So I did what any southern man would do, and found some duct tape.


Going cold turkey isn't as delicious as it sounds

Ever notice that the later you are, the slower your kid moves? Bill Nye, the Science Guy must have been lurking in the background as my son acted out a segment on slow motion this morning. Then, because he’s a boy, he forgot his backpack and we had to turn around. I’ve decided to reset his alarm clock tonight.

Murphy’s law dictates that since I was seriously late already, there should be a flock of suicidal wild turkeys flying across the road, trying to smash themselves into my grill (second morning in a row, actually). I’m not sure if they’re called a flock…or even if it’s called flying. Dumbo the elephant with mashed potatoes and gravy comes to mind.

It's 8:30 a.m. and I need a drink. Make that a double.

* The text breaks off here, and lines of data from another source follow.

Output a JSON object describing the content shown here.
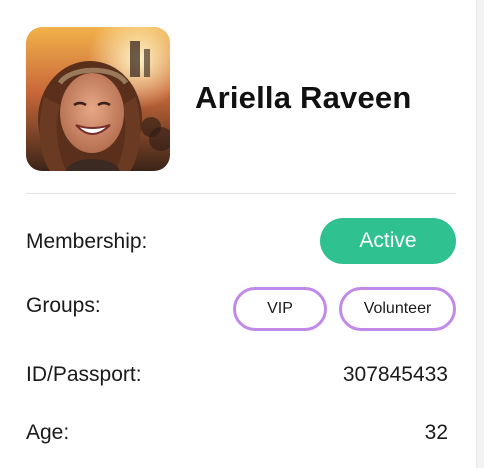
{
  "profile": {
    "name": "Ariella Raveen",
    "avatar_icon": "profile-photo"
  },
  "details": {
    "membership": {
      "label": "Membership:",
      "status": "Active",
      "status_color": "#2fc190"
    },
    "groups": {
      "label": "Groups:",
      "items": [
        "VIP",
        "Volunteer"
      ],
      "chip_border_color": "#c28ae8"
    },
    "id_passport": {
      "label": "ID/Passport:",
      "value": "307845433"
    },
    "age": {
      "label": "Age:",
      "value": "32"
    }
  }
}
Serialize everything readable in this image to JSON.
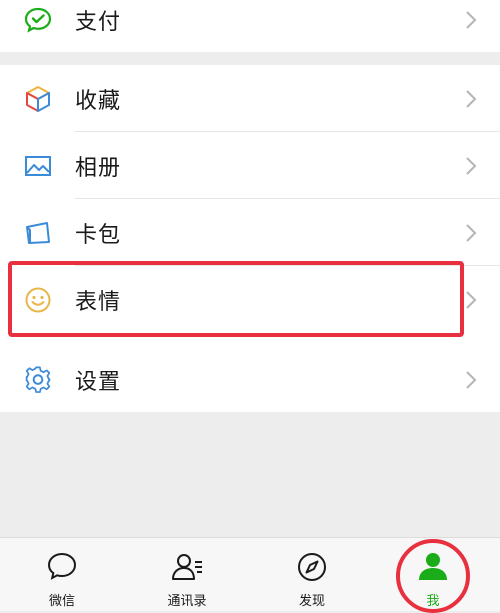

Tip o' the Day

Next time you eat a pound of BBQ ribs and wash them down with 32 oz. of alcohol (rum/coconut/pineapple concoction), DO NOT decide to try a bungee catapult for the first time with your teenage son and come hurdling towards the earth...at incredible speeds...face first...in the dark! Just sayin'. (My incredibly long, howler monkey-like toes? Wrapped around the lower bar, holding on for dear life).

The best part about road trips with my son (besides occasionally sticking my right arm out across his chest like we're coming to a sudden and complete stop): torturing him with my Sirius Satellite 80's retro station.

We used to have this game - I'd say, "I'll give you a million dollars if you know who sings this", but he started getting wise that I wasn't really going to pay up. So, yesterday, during West End Girls, I cranked it up and said I'd give him $10 if he knew the artist.

Wise ass son: "Let's see...they sound really gay..with a crappy, techno beat. It must be Pet Shop Boys."

SCORE! Part of me is so proud that he's been paying attention all these years (though I'd disagree with his assessment of PSB's talent). But now I have to hand over $10.